17 months on Olaolu Femi trial delayed for want of an interpreter
The latest hearing in the trial of Nigerian student Olaolu Sukanmi Femi has been delayed because the Prosecutor once again failed to find an interpreter.
Olaola Femi has been held in custody since November 2011 following an incident which the prosecution is claiming was attempted murder. An attempt to murder five people with a broken bottle would already raise eyebrows, but there are many other worrying aspects to this case.
Olaolu Femi says that he used the bottle to defend himself after he and his friend were physically attacked and hurled racist abuse by five young people. In defending himself he lashed out with the bottle, hitting his assailants. Three young men – V. Haman, D. Lemenchuk and A. Loboda received cuts to the arms, neck and head, while Iryna Pashkova who also took part in the incident was hit on the face and head. Olaolu Sunkami Femi was arrested 12 hours later and has been in detention ever since.
The hearing scheduled for 20 March 2013 has now been postponed until 15 April because the interpreter into English called in by the Prosecutor the previous evening said that she did not know the legal language well enough and refused to continue. The hearing had lasted a mere 15 minutes and the interpreter was unable to even translate the application for a change in restraint measure. It transpired that she had no experience of interpreting. The Prosecutor was given forty minutes to find another interpreter but was unable to do so.
The Postup Human Rights Centre points out that this gives the lie to the Prosecutor’s assertion that the investigative activities were carried out with trained interpreters present. Olaolu Femi has consistently stated that he was interrogated without a professional interpreter present, that he did not understand the people who were introduced to him as the interpreters, and that he doubts that his explanations were conveyed accurately.
Postup is convinced that the Prosecutor’s Office is dragging out the proceedings deliberately and putting pressure on Femi in order to get him to give the evidence which the Prosecutor wants.
The list of procedural infringements in this case is already long.
All the documentation was in Russian which Olaolu does not know well. The Prosecutor claims that translations were provided verbally. The name of the translator is not indicated everywhere, and at a certain point Olaolu simply refused to sign the documents.
The situation with legal defence was no better at the beginning with a formal defence lawyer present at the first interrogation and other investigative activities. Even after the current lawyers were taken on, they were not informed of some of the investigative activities.
Other irregularities have included changes in the number of supposed victims in the case, disregard for forensic medical evidence which found that Olaolu Femi was not, as claimed, inebriated, but that the five young people were.

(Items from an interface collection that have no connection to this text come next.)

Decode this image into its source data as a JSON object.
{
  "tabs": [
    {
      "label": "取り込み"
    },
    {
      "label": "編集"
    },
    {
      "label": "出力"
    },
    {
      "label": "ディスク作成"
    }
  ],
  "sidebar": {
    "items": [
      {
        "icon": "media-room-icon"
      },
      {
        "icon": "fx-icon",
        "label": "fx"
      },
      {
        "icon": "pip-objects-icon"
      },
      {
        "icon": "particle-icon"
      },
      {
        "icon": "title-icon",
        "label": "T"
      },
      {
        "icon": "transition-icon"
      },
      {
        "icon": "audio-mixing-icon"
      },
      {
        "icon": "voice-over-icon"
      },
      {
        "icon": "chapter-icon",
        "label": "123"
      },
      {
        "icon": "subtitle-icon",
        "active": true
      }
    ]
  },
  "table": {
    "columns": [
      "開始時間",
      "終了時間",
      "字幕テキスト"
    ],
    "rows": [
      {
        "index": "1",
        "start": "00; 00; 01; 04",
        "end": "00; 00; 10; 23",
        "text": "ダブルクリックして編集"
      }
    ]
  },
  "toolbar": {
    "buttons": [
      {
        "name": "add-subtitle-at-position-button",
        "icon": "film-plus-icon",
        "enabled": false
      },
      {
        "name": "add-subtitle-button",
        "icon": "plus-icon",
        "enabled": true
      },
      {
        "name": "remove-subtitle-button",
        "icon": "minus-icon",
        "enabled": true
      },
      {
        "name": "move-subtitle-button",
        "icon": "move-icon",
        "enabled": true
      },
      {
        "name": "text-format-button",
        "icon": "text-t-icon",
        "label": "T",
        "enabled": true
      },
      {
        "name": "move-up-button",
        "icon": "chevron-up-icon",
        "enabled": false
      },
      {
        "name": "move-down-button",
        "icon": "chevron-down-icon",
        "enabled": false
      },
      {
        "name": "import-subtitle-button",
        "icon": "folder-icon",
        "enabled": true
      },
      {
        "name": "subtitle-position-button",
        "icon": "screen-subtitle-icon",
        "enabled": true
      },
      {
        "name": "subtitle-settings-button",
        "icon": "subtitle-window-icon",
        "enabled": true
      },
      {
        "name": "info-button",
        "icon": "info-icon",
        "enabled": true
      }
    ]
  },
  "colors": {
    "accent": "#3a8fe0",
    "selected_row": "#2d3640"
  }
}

There was also a highly questionable “witness” who appeared over a year after the event and Olaolu’s arrest (see http://khpg.org/1352581501 for more details).
Postup and a number of other human rights organizations have called on the Prosecutor General and the Human Rights Ombudsperson to intervene in this shocking case.
A petition in support of Olaolu Femi can be signed